WHAT TO PRODUCE: In the following material, identify every line holding the string "size" and return it.

::::::

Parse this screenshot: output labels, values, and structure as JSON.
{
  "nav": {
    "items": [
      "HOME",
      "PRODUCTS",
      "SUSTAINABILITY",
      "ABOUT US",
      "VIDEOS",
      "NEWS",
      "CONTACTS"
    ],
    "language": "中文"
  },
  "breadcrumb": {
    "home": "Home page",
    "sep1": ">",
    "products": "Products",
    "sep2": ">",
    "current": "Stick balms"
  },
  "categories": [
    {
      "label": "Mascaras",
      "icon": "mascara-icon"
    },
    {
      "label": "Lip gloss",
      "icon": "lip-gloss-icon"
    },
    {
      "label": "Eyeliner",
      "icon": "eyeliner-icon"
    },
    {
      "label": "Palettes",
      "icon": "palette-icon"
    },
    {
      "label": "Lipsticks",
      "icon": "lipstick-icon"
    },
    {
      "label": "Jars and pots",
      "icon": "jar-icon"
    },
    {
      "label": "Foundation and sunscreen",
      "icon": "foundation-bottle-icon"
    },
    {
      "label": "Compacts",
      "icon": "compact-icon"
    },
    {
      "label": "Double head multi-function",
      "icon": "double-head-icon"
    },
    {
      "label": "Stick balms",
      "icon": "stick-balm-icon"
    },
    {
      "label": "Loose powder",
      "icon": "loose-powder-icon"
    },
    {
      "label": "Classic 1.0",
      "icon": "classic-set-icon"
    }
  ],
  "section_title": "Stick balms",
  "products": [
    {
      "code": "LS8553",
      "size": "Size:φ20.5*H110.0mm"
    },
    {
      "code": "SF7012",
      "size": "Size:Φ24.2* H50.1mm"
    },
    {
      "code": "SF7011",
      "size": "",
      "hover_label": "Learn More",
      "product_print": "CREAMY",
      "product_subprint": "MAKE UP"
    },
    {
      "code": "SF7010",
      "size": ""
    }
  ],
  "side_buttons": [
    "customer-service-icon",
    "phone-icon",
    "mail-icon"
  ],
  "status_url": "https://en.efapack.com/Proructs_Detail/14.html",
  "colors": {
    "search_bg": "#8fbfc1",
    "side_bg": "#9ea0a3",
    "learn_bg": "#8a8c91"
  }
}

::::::

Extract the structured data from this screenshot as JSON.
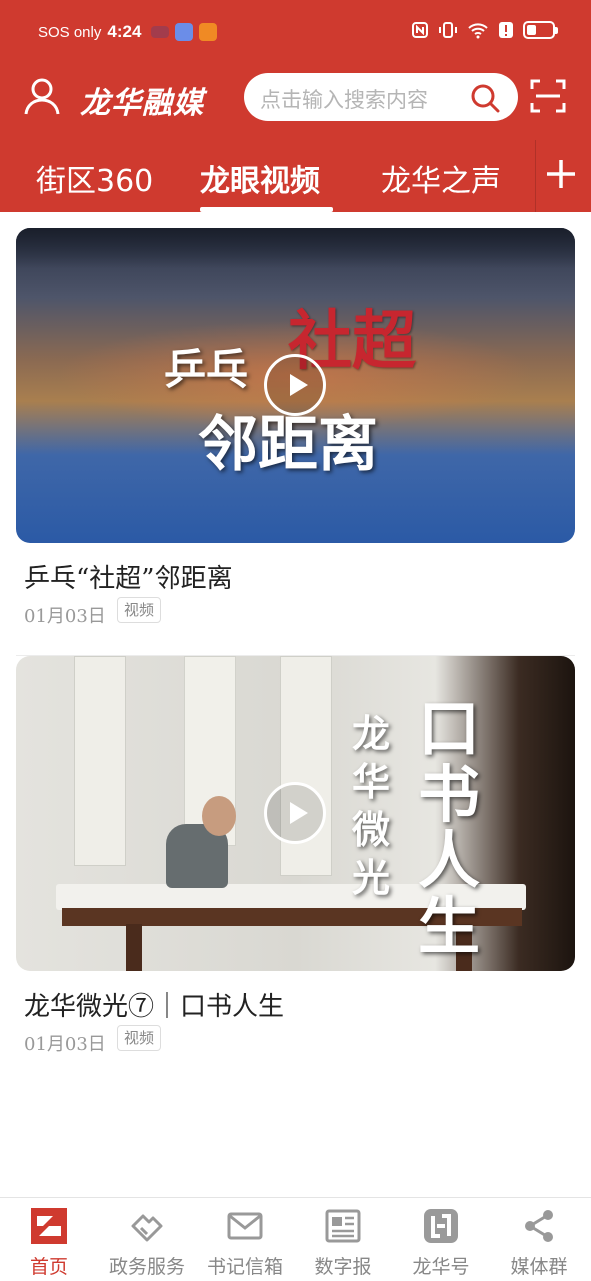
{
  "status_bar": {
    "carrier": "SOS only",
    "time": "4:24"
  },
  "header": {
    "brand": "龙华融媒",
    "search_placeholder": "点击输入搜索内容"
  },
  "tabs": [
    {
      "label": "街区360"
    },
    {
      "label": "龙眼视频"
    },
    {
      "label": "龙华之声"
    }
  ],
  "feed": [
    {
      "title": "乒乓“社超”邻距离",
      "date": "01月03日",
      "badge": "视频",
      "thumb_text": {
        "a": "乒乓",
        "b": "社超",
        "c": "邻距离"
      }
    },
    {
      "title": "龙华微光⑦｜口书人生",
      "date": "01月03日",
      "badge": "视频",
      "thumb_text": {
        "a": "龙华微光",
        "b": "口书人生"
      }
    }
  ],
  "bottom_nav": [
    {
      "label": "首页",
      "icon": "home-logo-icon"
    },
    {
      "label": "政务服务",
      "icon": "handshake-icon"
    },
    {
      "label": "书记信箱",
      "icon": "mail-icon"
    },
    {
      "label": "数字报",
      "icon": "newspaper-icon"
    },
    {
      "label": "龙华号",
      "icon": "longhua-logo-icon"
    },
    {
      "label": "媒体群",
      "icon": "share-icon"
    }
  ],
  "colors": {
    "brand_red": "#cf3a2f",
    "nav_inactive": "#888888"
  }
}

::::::

SOLUTION TO THE PROBLEM:
      "size": "Size:φ20.5*H110.0mm"
      "size": "Size:Φ24.2* H50.1mm"
      "size": "",
      "size": ""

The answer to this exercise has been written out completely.